→ **TASK**: Below are records; say how many of their lines include the word "this", giving nothing but the number.

→ **SUPPLIED DATA**:
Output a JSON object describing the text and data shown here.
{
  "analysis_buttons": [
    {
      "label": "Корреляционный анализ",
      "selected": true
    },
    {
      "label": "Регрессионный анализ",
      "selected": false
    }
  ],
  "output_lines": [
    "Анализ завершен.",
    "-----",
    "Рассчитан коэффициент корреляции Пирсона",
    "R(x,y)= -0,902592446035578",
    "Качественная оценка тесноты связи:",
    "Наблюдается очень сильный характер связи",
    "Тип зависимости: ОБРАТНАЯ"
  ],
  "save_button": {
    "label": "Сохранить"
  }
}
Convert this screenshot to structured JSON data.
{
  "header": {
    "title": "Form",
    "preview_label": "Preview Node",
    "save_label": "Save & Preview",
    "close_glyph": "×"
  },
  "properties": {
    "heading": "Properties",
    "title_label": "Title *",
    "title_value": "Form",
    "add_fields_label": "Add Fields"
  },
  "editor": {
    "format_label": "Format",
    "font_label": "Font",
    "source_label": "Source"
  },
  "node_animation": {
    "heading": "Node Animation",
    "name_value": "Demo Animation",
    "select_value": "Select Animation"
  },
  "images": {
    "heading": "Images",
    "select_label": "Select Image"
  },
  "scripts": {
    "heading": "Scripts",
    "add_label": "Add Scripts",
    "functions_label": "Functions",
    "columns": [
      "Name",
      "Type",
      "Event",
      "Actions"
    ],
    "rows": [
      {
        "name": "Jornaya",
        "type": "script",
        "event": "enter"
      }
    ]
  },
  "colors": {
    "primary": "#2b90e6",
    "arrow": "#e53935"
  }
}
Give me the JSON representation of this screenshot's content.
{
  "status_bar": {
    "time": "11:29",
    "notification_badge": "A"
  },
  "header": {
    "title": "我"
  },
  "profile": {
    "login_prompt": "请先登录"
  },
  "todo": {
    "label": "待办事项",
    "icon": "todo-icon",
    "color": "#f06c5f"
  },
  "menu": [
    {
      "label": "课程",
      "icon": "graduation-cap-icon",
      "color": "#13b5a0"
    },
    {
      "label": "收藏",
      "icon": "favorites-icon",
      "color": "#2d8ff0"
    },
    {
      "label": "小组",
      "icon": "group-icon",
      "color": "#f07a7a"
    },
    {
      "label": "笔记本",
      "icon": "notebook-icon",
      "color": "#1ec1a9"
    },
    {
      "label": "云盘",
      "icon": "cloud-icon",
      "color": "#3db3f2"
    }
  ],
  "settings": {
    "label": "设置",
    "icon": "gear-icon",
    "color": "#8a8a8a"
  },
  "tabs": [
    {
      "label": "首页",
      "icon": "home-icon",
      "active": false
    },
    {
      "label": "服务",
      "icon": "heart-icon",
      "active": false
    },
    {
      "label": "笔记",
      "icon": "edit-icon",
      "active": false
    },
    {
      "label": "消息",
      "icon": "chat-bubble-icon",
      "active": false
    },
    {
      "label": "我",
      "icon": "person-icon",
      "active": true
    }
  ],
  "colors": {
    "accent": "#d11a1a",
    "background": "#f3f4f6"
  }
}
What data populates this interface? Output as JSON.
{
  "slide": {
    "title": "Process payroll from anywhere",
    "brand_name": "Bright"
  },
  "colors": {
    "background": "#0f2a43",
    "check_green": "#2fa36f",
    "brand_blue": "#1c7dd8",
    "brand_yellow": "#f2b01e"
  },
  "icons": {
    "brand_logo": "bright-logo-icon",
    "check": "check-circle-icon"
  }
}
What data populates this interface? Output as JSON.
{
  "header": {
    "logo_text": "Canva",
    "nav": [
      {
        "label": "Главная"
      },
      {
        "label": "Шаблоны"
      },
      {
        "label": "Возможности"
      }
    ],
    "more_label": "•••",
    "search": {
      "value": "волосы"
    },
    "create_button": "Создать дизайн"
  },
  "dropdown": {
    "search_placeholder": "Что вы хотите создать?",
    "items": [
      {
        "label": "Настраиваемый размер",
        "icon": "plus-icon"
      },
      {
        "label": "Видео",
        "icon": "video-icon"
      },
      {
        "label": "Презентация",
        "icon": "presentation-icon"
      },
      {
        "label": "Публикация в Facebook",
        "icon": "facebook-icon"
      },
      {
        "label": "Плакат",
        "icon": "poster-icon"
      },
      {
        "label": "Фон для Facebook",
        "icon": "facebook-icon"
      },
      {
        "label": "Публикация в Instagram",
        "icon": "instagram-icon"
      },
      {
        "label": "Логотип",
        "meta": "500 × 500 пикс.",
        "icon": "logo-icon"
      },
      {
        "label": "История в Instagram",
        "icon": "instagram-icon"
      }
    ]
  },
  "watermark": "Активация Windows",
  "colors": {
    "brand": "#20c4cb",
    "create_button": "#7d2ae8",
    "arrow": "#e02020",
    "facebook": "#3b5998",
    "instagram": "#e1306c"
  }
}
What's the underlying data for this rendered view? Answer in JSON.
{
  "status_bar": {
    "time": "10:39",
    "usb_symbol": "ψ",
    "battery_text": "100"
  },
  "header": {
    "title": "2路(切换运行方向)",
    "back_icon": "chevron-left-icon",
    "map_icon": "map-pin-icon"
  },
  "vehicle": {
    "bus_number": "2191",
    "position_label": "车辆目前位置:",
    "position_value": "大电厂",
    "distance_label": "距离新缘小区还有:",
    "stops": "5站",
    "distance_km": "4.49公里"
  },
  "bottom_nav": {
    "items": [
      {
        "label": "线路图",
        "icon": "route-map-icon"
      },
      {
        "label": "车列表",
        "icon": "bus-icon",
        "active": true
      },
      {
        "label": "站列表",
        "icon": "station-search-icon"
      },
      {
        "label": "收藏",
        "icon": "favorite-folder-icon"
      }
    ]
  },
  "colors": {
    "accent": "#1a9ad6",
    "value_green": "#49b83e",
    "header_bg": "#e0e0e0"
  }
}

→ **ANSWER BELOW**: 5